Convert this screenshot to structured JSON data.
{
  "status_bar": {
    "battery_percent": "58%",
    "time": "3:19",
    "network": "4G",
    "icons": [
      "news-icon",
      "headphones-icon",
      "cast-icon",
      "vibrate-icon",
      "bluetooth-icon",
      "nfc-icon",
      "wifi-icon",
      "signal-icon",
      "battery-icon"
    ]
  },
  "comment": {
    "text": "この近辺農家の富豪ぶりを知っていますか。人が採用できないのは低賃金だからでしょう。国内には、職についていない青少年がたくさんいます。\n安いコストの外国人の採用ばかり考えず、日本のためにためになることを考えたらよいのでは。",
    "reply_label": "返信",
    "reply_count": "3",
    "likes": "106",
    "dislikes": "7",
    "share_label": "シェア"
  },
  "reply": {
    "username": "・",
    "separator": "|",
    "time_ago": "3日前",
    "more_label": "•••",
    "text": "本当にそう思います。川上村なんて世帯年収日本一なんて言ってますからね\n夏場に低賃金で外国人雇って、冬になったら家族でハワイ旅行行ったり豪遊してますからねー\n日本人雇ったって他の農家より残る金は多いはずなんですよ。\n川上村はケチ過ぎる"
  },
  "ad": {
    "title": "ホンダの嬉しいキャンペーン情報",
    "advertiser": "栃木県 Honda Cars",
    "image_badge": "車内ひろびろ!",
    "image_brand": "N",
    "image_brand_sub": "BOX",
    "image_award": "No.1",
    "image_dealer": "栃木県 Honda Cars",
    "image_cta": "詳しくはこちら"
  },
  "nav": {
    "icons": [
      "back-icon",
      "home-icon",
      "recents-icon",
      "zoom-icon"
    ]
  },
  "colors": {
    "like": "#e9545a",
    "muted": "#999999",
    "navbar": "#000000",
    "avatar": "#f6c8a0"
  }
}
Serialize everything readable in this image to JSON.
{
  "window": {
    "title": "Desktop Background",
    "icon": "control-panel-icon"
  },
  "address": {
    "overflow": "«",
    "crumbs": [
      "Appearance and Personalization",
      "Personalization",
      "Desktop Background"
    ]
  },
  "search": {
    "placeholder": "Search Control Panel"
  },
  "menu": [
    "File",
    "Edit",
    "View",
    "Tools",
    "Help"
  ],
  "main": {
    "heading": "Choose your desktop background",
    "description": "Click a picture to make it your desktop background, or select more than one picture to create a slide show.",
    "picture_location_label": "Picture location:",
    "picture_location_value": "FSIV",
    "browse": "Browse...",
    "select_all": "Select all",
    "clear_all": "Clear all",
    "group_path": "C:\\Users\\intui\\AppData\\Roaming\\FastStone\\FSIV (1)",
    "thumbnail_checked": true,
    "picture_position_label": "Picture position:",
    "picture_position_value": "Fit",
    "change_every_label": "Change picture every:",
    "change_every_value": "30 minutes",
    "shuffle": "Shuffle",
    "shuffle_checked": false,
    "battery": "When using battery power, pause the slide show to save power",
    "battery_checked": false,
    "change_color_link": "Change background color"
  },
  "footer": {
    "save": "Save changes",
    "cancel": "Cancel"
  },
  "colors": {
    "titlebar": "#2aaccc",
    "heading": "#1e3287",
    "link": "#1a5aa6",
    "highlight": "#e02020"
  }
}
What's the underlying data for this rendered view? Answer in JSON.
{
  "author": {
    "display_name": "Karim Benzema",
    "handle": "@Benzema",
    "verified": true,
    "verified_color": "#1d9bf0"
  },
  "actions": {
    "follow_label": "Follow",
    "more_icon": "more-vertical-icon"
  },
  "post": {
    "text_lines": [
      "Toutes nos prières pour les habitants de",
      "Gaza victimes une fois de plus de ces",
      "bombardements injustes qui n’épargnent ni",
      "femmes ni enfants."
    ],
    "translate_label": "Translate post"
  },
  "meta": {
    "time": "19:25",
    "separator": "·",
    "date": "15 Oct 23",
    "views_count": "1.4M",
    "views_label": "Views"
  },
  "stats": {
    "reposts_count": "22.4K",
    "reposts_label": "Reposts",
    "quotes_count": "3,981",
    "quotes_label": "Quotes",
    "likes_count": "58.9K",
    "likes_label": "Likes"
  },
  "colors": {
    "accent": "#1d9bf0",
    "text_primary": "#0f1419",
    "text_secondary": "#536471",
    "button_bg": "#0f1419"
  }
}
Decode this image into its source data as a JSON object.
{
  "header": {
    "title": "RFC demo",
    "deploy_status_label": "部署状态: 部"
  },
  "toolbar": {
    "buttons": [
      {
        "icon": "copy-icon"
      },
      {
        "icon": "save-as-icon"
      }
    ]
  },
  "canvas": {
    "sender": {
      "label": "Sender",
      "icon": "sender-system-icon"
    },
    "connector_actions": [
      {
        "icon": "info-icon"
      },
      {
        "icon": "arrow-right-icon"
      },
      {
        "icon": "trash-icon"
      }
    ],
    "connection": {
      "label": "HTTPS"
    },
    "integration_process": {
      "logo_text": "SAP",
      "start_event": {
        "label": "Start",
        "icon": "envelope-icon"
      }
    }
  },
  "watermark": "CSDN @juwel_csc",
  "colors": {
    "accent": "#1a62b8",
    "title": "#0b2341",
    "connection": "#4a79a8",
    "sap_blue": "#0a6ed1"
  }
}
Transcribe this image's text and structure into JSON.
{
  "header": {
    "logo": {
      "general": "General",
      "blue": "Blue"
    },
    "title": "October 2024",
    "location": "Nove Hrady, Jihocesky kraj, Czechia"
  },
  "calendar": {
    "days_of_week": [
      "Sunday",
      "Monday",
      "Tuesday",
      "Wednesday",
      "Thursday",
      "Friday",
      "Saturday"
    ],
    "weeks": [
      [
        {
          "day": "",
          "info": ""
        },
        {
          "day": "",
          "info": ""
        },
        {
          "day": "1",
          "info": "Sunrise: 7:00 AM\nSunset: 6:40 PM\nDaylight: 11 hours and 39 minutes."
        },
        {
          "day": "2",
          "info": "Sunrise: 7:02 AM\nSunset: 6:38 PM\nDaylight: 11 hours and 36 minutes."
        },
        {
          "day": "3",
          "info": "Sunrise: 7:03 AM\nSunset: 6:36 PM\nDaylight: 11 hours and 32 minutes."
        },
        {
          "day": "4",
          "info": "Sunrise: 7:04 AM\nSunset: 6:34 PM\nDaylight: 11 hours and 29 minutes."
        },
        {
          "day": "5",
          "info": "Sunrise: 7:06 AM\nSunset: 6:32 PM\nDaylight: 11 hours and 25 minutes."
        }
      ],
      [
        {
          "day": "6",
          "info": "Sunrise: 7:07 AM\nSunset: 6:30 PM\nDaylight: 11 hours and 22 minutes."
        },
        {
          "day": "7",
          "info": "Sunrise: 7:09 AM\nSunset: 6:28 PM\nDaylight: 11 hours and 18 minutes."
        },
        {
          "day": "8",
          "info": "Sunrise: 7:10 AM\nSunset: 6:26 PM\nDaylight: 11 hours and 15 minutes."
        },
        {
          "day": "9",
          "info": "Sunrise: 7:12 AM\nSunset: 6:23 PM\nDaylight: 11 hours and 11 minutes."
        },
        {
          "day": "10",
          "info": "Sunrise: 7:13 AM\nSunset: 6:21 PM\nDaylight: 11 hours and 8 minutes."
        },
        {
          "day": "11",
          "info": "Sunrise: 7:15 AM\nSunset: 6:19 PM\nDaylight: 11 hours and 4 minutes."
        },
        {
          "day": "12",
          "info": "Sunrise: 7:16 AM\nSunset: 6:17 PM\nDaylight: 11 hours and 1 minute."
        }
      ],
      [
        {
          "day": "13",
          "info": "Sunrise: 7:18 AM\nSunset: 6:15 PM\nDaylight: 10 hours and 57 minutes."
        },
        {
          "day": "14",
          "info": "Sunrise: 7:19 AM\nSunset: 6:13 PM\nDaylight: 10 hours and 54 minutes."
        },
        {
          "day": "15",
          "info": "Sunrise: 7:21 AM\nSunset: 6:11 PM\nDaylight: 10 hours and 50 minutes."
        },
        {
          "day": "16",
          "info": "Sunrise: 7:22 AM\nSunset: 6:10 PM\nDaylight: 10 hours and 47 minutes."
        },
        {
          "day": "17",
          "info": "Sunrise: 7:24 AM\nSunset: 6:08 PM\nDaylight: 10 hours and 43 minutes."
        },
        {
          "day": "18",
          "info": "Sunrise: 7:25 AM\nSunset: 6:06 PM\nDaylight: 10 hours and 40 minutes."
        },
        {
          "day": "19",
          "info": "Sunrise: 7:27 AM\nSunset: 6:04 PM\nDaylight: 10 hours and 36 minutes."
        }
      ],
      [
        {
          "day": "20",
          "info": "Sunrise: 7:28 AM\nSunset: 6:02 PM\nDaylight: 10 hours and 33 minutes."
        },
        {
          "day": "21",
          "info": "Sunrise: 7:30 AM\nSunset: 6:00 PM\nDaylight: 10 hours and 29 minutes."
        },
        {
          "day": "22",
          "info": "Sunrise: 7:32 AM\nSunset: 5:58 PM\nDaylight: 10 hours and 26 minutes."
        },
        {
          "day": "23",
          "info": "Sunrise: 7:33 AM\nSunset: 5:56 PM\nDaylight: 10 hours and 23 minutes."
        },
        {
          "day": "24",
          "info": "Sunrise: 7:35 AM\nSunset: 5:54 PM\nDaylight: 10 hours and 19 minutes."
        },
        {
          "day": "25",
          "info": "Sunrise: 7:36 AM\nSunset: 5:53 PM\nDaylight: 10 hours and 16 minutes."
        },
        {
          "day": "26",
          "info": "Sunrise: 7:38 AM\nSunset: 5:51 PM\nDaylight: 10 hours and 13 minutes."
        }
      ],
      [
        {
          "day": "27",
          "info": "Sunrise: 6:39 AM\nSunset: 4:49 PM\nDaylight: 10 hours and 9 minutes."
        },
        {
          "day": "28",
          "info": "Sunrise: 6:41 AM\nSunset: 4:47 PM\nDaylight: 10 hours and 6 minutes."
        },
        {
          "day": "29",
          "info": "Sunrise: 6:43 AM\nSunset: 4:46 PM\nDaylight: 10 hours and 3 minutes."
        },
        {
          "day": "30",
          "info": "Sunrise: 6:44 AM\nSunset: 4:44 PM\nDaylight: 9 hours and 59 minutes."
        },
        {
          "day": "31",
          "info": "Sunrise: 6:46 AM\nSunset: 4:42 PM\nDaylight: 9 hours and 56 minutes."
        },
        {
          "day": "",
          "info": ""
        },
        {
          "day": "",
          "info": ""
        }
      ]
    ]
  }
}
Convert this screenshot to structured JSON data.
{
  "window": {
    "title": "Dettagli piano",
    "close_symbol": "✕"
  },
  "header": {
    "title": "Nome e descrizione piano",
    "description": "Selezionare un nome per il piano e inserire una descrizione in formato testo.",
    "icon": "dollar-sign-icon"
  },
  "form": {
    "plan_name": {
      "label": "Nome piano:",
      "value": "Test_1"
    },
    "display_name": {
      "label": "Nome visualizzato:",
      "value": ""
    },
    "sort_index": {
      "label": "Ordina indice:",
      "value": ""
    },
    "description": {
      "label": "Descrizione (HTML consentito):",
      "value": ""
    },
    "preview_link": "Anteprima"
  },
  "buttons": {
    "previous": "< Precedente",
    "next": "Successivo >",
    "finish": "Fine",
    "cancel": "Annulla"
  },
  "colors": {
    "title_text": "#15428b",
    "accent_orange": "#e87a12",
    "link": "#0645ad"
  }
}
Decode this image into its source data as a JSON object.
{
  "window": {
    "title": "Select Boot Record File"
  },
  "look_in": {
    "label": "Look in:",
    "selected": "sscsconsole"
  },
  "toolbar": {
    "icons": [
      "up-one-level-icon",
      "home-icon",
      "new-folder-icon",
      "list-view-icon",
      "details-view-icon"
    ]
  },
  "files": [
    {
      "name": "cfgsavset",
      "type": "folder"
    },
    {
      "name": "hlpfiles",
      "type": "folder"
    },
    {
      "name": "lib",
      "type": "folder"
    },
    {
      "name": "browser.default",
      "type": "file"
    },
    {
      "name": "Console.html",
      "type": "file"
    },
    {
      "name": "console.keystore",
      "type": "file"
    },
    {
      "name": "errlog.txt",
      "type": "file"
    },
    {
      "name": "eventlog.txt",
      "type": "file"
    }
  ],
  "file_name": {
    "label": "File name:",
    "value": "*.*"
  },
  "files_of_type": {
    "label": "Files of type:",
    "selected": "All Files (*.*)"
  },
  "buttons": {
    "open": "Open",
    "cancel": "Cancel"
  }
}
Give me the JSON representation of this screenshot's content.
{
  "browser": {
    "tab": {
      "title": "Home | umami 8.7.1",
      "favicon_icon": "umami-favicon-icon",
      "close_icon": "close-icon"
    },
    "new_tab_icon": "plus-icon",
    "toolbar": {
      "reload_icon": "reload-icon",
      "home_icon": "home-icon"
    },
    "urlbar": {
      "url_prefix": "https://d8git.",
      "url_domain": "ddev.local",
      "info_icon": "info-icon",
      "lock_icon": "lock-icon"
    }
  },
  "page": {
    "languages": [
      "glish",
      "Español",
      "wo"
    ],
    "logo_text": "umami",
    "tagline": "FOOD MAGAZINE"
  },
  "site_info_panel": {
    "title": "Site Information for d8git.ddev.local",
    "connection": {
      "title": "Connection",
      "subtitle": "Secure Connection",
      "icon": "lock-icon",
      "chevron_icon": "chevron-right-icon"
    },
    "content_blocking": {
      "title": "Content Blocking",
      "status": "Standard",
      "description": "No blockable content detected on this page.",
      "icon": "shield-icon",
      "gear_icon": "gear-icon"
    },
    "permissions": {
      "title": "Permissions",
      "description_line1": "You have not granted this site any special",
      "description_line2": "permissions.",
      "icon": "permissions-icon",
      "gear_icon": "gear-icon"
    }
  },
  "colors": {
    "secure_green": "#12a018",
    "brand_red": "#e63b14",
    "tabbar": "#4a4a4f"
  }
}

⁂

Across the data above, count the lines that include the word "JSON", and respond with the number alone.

• **TASK OUTPUT**:
8